What I've Learned After 3 Months of Beekeeping.

More often than not I get this little itch in my soul, and the only way to scratch it is to go 'balls to the walls' and get crazy obsessed.

For example, three years ago I was re-reading my favorite book and upon mention of backyard chickens, I thought "I can do that. If I child can take care of yard birds, I can." So, then I spent four months working with the City Council to pass a backyard chicken ordinance in our city.

About a year and a half ago I wanted to cut down on my refined sugar consumption and freaked out when I saw the price of local, raw honey. So I convinced my dad that he should get bees on his farm, and he was kind enough to share a little over a quart honey with me.

Of course, the whole idea of getting honey from my dad wasn't quite satisfying enough. I wanted to be immersed in the process. There was this itch that needed to be scratched. I signed up for a beekeeping series and the rest is history.

I am the proud owner of 6 pounds of bees and 2 queens, living in 2 home-built top bar beehives. 


Because of course buying the hives would have been too easy.



It actually was easy for me, since my dad and brother built the hives. I mostly supervised.


Of all the homesteading journeys I've been on, beekeeping has been the most challenging. The most uncomfortably awesome.

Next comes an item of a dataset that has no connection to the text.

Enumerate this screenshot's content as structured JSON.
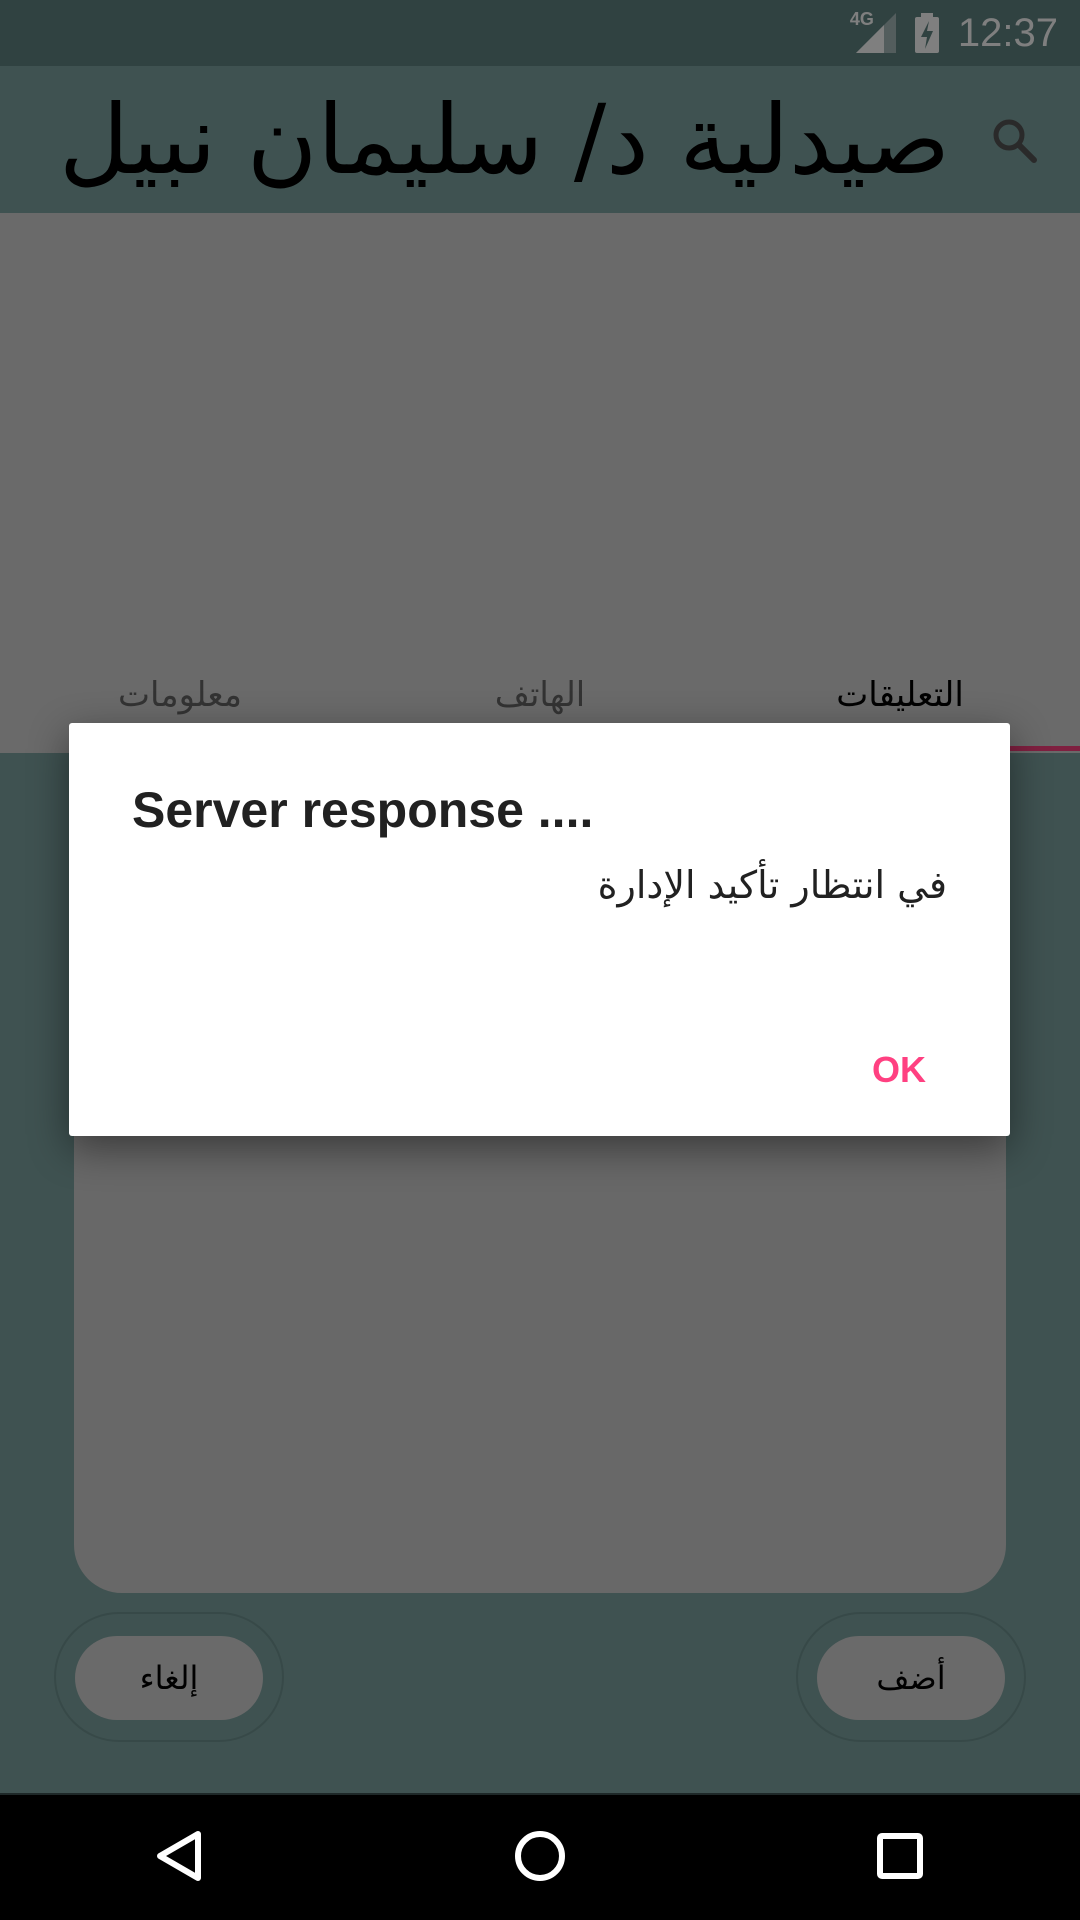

Becoming an amateur beekeeper has taught me to be patient. After all, it is months before one can harvest honey, and even then the first harvest might be small to ensure the bees have enough food to survive the upcoming winter.


I have learned to pay attention to the weather, especially how the weather is so vastly different on our urban homestead and my parents' farm, which is a little over an hour north of us. These weather differences mean flowers and trees are blooming at different times, and wildlife activity patterns are more unpredictable.

But raccoons are curious little boogers all the time.


Beekeeping has taught me, in just three short months, that mankind needs to be more cognizant of our impact on the earth. Bees - this all-important pollinator - are totally dependent on abundant vegetation, clean water, and consistent weather patterns.


Without any one of those three essential components and the health of a hive is in jeopardy. I've learned to be a better steward of our earth. I've learned that little changes, like splitting lilies and hostas and transplanting them nearer to my hives can make a huge difference.


Lastly,  I've learned that John's natural calmness, especially in a potentially stressful situation like examining a new hive, is a priceless treasure for a high-strung person like myself. He really is my Homestud.



Do you have bees? Tell me about your experiences!


AMAZON DISCLOSURE: The owner of this website is a participant in the Amazon Services LLC Associates Program, an affiliate advertising program designed to provide a means for bloggers and sites to earn advertising fees by promoting and linking to Amazon properties. Rest assured that I only link to products that I use, recommend, or covet :) Clicking on or purchasing something I have recommended from Amazon does NOT increase or impact your cost in any way.

9 comments:

  1. Bee keeping is so interesting. THanks for sharing this. Great info.

    ReplyDelete
  2. Wow, this is amazing. I don't know of anyone who has kept bees in our city but it would be great to do so considering they are in decline. May I ask how you attracted the bees to your hive or did you have to get them from another bee keeper (sorry if this sounds really ignorant!)

    ReplyDelete
    Replies
    1. Hi Agy :) We purchased two 3-pound packages of bees with a queen and then re-homed them in our hives. The other way to do it would be capturing a wild swarm and re-homing them in a hive. Very good question!

      Delete
  3. I love that you set your mind to something and do it! I have no experience with bee keeping, but the Iowa Honey Producer's display is a must see for me each year at the State Fair and I have known a past Honey Queen. So does that count for something? ;)

    ReplyDelete
  4. lol, I LOVED this article, so funny. I've been wanting to have bees for years, but I live in a high-traffic area with no real yard. Not the best place. My aunt and her husband got bees, so I guess there's no way to scratch that itch quite yet, but good practice. Thanks for making me itchier, haha!

    ReplyDelete
    Replies
    1. Maybe you could get a hive tour from them?! It's really neat to see bees in action, and they are not dangerous like a lot of people think.

      Delete
  5. I kept bees for years as a youngster. That was many years ago when a beekeeper and the bees were not under attack as they are in these times. It warms me to read your experiences and observations. I trust your time husbanding bees will lead you to an even deeper appreciation of how all is interconnected.

    ReplyDelete

Got some thoughts? Don't be shy. Leave 'em here!

You might like:

Related Posts Plugin for WordPress, Blogger...